[Opening Material provided section]

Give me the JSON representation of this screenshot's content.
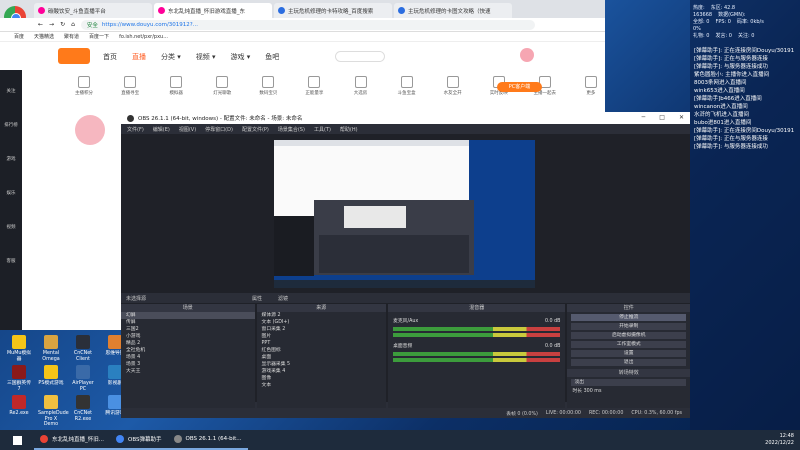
{
  "browser": {
    "tabs": [
      "碳酸饮安_斗鱼直播平台",
      "东北乱炖直播_怀旧游戏直播_东",
      "主玩危机修理的卡特攻略_百度搜索",
      "主玩危机修理的卡图文攻略（快速"
    ],
    "url": "https://www.douyu.com/301912?...",
    "secure_label": "安全",
    "bookmarks": [
      "百度",
      "天猫精选",
      "聚有道",
      "百度一下",
      "fo.ish.net/pxr/pxu..."
    ],
    "nav": [
      "首页",
      "直播",
      "分类 ▾",
      "视频 ▾",
      "游戏 ▾",
      "鱼吧"
    ],
    "nav_active": "直播",
    "sub_items": [
      "主播积分",
      "直播寻宝",
      "模拟器",
      "灯光聊歌",
      "数码宝贝",
      "正能量享",
      "大选房",
      "斗鱼宝盒",
      "水友全开",
      "实时反映",
      "主播一起去",
      "更多"
    ],
    "pc_btn": "PC客户端",
    "sidebar": [
      "关注",
      "排行榜",
      "游戏",
      "娱乐",
      "视频",
      "客服"
    ]
  },
  "obs": {
    "title": "OBS 26.1.1 (64-bit, windows) - 配置文件: 未命名 - 场景: 未命名",
    "menu": [
      "文件(F)",
      "编辑(E)",
      "视图(V)",
      "停靠窗口(D)",
      "配置文件(P)",
      "场景集合(S)",
      "工具(T)",
      "帮助(H)"
    ],
    "source_bar": [
      "未选择源",
      "属性",
      "滤镜"
    ],
    "scenes_title": "场景",
    "scenes": [
      "幻屏",
      "传屏",
      "三国2",
      "小游戏",
      "精品 2",
      "全社危机",
      "场景 4",
      "场景 3",
      "大天王"
    ],
    "sources_title": "来源",
    "sources": [
      "媒体源 2",
      "文本 (GDI+)",
      "窗口采集 2",
      "图片",
      "PPT",
      "红色图标",
      "桌面",
      "显示器采集 5",
      "游戏采集 4",
      "图像",
      "文本"
    ],
    "mixer_title": "混音器",
    "mixer": [
      {
        "name": "麦克风/Aux",
        "db": "0.0 dB"
      },
      {
        "name": "桌面音频",
        "db": "0.0 dB"
      }
    ],
    "controls_title": "控件",
    "controls": [
      "停止推流",
      "开始录制",
      "启动虚拟摄像机",
      "工作室模式",
      "设置",
      "退出"
    ],
    "transition_title": "转场特效",
    "transition": "淡出",
    "duration_label": "时长",
    "duration": "300 ms",
    "status": [
      "丢帧 0 (0.0%)",
      "LIVE: 00:00:00",
      "REC: 00:00:00",
      "CPU: 0.3%, 60.00 fps"
    ]
  },
  "rpanel": {
    "stats": [
      [
        "热度:",
        "东区: 42.8"
      ],
      [
        "163668",
        "数据(GMN):"
      ],
      [
        "全部: 0",
        "FPS: 0",
        "码率: 0kb/s"
      ],
      [
        "0%",
        "",
        ""
      ],
      [
        "礼物: 0",
        "发言: 0",
        "关注: 0"
      ]
    ],
    "chat": [
      "[弹幕助手]: 正在连接房间Douyu/30191",
      "[弹幕助手]: 正在与服务器连接",
      "[弹幕助手]: 与服务器连接成功",
      "紫色圆脸小: 主播你进入直播间",
      "8003条网进入直播间",
      "wink653进入直播间",
      "[弹幕助手]b466进入直播间",
      "wincanon进入直播间",
      "水浒的飞机进入直播间",
      "bubo进801进入直播间",
      "[弹幕助手]: 正在连接房间Douyu/30191",
      "[弹幕助手]: 正在与服务器连接",
      "[弹幕助手]: 与服务器连接成功"
    ]
  },
  "desktop": [
    "MuMu模拟器",
    "Mental Omega",
    "CnCNet Client",
    "思维导图",
    "三国群英传7",
    "PS模式游戏",
    "AirPlayer PC",
    "影视剧",
    "Re2.exe",
    "SampleDude Pro X Demo",
    "CnCNet R2.exe",
    "腾讯游戏"
  ],
  "taskbar": {
    "items": [
      "东北乱炖直播_怀旧...",
      "OBS弹幕助手",
      "OBS 26.1.1 (64-bit..."
    ],
    "time": "12:48",
    "date": "2022/12/22"
  }
}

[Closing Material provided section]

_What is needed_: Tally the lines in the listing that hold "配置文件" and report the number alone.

_Exercise answer_: 2